When you’re not at work, you’re at your computer trying to figure out the next step in your career. You’ve been working in sales for six years now, and you’ve reached a point where the days run together, you don’t feel recognized, and you have a desire to pursue sports jobs.
After a lot of research and self-reflection, you decide you want to work in sports PR. The transition may be difficult, but you’re willing to put in the time.
That’s a major issue many job seekers like you face — time management. If you’re looking to make a career change or preparing to enter the workforce for the first time, you need to know how to strategize and manage your time.
Let’s take a look at our job seeker’s March Madness bracket so you know how to best spend your time:
Online Job Posting vs. Employee Referral
You have a lot of opportunities to find sports jobs. Job boards are a great place to start. However, this isn’t the only way to find your next opportunity.
iCIMS’s 2015 report found that most employers hire nearly 40 percent of their staff from employee referrals. When someone else speaks highly of you and recommends you for an open role with their employer, you are much more likely to be seen and considered.
Referrals are so valuable because hiring managers have more than just your online application to determine your value.

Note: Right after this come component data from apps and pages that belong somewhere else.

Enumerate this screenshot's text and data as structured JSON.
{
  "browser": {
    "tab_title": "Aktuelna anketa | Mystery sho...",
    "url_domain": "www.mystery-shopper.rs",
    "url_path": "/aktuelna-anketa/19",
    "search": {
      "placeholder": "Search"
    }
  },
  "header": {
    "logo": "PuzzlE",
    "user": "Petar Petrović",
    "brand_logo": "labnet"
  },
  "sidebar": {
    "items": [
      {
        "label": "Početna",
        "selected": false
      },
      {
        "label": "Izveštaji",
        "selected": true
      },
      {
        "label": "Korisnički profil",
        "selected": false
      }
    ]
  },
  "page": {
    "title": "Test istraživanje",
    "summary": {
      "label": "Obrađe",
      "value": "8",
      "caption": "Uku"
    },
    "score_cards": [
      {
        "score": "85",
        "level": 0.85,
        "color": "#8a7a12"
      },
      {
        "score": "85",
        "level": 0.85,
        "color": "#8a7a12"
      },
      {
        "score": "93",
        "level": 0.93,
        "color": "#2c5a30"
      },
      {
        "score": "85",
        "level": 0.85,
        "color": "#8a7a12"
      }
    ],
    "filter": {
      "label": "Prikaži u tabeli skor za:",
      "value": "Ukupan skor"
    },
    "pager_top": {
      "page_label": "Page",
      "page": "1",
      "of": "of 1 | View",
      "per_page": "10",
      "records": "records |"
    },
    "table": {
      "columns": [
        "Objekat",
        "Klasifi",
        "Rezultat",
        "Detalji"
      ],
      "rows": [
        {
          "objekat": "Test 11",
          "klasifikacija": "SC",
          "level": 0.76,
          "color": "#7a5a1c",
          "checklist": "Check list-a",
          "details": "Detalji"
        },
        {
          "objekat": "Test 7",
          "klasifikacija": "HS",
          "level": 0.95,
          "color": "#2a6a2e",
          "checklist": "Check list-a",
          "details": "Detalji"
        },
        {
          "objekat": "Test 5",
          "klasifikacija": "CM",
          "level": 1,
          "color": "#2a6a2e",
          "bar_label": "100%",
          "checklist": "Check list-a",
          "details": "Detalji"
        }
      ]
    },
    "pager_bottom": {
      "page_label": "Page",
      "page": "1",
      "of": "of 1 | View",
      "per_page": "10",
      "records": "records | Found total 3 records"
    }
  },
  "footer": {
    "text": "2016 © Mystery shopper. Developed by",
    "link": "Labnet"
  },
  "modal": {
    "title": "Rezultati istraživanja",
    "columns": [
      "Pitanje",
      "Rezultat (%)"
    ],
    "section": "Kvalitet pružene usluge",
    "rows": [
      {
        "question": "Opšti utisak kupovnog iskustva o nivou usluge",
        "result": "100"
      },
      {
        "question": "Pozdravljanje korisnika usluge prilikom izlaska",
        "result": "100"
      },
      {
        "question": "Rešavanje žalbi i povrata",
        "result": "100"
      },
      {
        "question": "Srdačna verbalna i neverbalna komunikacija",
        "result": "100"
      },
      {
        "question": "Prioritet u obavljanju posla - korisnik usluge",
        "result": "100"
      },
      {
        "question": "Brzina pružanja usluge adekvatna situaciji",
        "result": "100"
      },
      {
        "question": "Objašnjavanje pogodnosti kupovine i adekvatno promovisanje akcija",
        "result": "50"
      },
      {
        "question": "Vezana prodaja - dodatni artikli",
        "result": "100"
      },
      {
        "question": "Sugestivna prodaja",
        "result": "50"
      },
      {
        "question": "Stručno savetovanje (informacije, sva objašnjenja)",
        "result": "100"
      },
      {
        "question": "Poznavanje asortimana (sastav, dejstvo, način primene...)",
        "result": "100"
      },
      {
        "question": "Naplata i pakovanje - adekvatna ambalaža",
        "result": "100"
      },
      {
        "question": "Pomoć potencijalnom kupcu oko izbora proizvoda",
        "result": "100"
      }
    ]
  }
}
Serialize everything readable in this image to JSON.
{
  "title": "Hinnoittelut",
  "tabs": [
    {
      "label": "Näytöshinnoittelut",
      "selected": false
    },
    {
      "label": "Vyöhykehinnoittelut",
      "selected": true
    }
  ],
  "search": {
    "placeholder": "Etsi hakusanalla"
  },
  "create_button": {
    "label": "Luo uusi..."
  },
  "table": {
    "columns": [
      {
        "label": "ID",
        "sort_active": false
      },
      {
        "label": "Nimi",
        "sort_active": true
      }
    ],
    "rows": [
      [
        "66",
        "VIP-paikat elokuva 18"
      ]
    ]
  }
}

This is why you need to invest time into networking.
Here are some quick tips for networking:
- Pay attention to your body language
- Strengthen your communication skills
- Prepare an elevator speech
- Schedule follow-ups
- Set goals for each event you attend
- Focus on being authentic
- Share your passion
What wins: Referrals are often faster to hire and result in a better candidate and employee experience. The 2015 ICIMS study also found that more than half of the 107 HR professionals surveyed agree that referred employees stay longer, feel more satisfaction, and are better cultural fits.
However, a well-balanced strategy for finding sports jobs requires both online job board searching and professional networking. Make sure you focus time on both aspects.
Resume vs. Cover Letter
This question always arises — are cover letters worth your time?
First, let’s look at the hiring manager’s process. They will filter out unqualified applicants using their applicant tracking system, then start to look at each candidate. Ensure you don’t slip through the cracks by matching keywords with their posting.
For example, if a sports job posting uses terms like “coordinate customer engagements” and “organizational skills,” make sure you add those keywords to your resume. When you know how to tailor your resume, you increase your chances of being seen by a hiring manager.
As CareerArc’s State of the Candidate Experience study found, 72 percent of employers spend less than 15 mins reviewing an application. That means you need to share your value quickly and in a memorable way.
A cover letter is a great tool for you to share who you are and what makes you unique. Contrary to most people’s understanding, cover letters are more than just an extension of your resume.
The purpose is simple — tell your story. Throw out your templates. If a hiring manager reviews six applications in an hour, your template will blend into everyone else’s.
You need a story that’s memorable, personal, and to the point. Be true to yourself and your writing voice, then deliver a story of how you overcame an obstacle or how you developed strong communication skills in sales and want to apply your value to a marketing and public relations role.
What wins: In terms of making yourself memorable, cover letters win big. But in order to be seen, you need a resume that is optimized for the ATS. Tailor your resume to the position, then tell your unique story so you stand out amongst the competition.
LinkedIn Profile vs. Facebook Profile
Your social media presences can make or break your chances of landing a sports job. Employers continue to use social recruiting because they find some of their top performers through it.
LinkedIn’s 2016 trends report found that 43 percent of employers say their top source of quality hires is social professional networks, which is why your professional value needs to be apparent through your online presence.
Keep Facebook professional and appropriate but make your LinkedIn profile a top priority. A strong LinkedIn profile consists of:
- A professional photo that accurately captures the tone and image you want to convey
- Short, bulleted points in your summary centered on your skills and achievements
- A clear headline that promotes your personal brand
- A customized public profile URL
- Public endorsements for your skills, as well as personal recommendations
You also want to be active within the LinkedIn community. Join sports industry groups and engage in conversations. Learn more about PR and industry news and trends.
What wins: LinkedIn profiles are crucial to your social media presence as a job seeker. Use it as an opportunity to promote your value to potential employers.
How are you managing your time to find sports jobs?